Credits: Some readers of the paper Gade (2010) have contacted the author and reported new examples (other than those included in the paper) they have solved by means of n-vector. The following example has been reported twice, and is thus included here. Thanks to Even Børhaug at Kongsberg Maritime and Chris Veness at Movable Type Ltd, for this example. Børhaug reported that the solution he found that was based on latitude and longitude used multiple pages of code, while Veness says that such a solution is "horribly complex". Using n-vector, the intersection is very simple to find.

### Problem 9

See vector symbols explained for more details about the mathematical notation.

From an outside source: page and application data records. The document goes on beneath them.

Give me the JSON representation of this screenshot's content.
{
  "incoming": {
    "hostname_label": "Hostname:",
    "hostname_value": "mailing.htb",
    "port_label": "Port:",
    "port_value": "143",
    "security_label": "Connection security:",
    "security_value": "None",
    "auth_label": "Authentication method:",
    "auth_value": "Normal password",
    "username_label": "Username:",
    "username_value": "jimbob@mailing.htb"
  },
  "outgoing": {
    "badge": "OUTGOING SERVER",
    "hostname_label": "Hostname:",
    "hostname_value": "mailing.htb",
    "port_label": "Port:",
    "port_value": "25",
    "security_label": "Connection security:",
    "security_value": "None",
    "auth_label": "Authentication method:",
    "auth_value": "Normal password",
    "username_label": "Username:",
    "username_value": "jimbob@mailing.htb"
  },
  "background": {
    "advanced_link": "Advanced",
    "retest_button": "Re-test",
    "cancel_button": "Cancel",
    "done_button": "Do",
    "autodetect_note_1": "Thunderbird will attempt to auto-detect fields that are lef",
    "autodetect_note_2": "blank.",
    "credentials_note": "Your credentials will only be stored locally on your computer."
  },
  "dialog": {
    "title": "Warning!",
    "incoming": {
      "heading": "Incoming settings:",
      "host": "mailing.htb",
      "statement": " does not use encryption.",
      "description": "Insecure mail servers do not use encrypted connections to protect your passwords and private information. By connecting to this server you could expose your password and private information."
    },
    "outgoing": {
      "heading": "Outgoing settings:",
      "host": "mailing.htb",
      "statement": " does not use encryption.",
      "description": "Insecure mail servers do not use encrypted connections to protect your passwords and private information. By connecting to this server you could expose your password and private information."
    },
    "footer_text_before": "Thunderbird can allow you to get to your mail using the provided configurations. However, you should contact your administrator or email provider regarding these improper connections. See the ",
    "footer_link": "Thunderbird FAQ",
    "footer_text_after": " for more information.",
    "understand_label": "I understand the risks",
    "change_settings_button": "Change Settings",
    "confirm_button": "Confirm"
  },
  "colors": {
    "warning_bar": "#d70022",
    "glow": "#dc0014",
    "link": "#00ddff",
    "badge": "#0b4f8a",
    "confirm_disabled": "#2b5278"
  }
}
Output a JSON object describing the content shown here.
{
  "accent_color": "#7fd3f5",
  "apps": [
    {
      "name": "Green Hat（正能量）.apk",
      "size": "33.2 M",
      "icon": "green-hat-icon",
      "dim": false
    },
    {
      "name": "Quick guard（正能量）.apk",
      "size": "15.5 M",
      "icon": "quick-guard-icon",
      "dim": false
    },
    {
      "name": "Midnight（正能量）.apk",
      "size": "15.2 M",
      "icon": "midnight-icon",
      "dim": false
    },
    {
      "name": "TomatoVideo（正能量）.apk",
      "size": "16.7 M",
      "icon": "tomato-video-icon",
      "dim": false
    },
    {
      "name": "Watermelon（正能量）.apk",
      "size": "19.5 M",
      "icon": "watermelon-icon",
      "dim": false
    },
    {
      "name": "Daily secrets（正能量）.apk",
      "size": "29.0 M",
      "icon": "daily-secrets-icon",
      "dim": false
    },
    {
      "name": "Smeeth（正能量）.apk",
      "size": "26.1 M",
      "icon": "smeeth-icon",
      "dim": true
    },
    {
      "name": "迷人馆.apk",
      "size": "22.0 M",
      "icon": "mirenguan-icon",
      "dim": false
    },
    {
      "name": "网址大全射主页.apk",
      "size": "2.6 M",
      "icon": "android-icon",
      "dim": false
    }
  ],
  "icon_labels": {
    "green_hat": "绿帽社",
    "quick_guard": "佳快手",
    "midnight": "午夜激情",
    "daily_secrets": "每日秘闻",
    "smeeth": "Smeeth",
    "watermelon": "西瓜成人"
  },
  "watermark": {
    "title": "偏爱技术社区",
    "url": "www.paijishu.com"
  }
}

Define a path from two given positions (at the surface of a spherical Earth), as the great circle that goes through the two points (assuming that the two positions are not antipodal).

Path A is given by
and
, while path B is given by
and
.

Find the position C where the two paths intersect, as
.

### Solution 9

Note: The solutions are also available as downloadable code in several different programming languages.

A convenient way to represent a great circle is by its normal vector (i.e. the normal vector to the plane containing the great circle). This normal vector is simply found by taking the cross product of the two n-vectors defining the great circle (path). Having the normal vectors to both paths, the intersection is now simply found by taking the cross product of the two normal vectors:

Note that there will be two places where the great circles intersect, and thus two solutions are found. Selecting the solution that is closest to e.g.
can be achieved by selecting the solution that has a positive dot product with
(or the mean position from Example 7 could be used instead of
). In program code, this can be implemented by selecting any of the two solutions above (+ or –), called C', and calculate:

Variant / triangulation: If each of the two paths is specified by start point and azimuth instead of two points, the normal vectors to the great circles can be found by the following:
1. Find the direction vector for each path in the same manner as
in Example 8.
2. Take the cross product of the direction vector and the n-vector for the initial position.

## Example 10: Cross track distance (cross track error)

Given path A going through
and
, and a point B. Find the cross track distance/cross track error between B and the path.

Variant: The path is specified by start point and azimuth instead of two points.

(Along track distance (and the corresponding point on the path) can also be found quite easily)

Credits: Thanks to Chris Veness at Movable Type Ltd who first reported this example.

### Problem 10

See vector symbols explained for more details about the mathematical notation.

Path A is given by the two n-vectors
and
(as in the previous example), and a position B is given by
.

Find the cross track distance
between the path A (i.e. the great circle through
and
) and the position B (i.e. the shortest distance at the surface, between the great circle and B). Also, find the Euclidean distance
between B and the plane defined by the great circle. Use Earth radius
.

### Solution 10

Note: The solutions are also available as downloadable code in several different programming languages.

First, find the normal
to the great circle, with direction given by the right hand rule and the direction of travel:

We now see that the cross track distance to B is the great circle distance from

Finding the Euclidean distance is even simpler, since it is the projection of
onto
, thus simply the dot product:

For both
and
, positive answers means that B is to the right of the track.

Variant: If the path is specified by start point and azimuth instead of two points, the normal vector to the great circle can be found by the following:
1. Find the direction vector for the path in the same manner as
in Example 8.
2. Take the cross product of the direction vector and the n-vector for the initial position.

Along track distance to the closest point on path A can be found by using the four vectors in this example, and then calculating the intersection point as in Example 9 (when the n-vector for the intersection point is found, the along track distance from
is found as in Example 5). Thanks to Enrico Spinielli at EUROCONTROL for reporting this.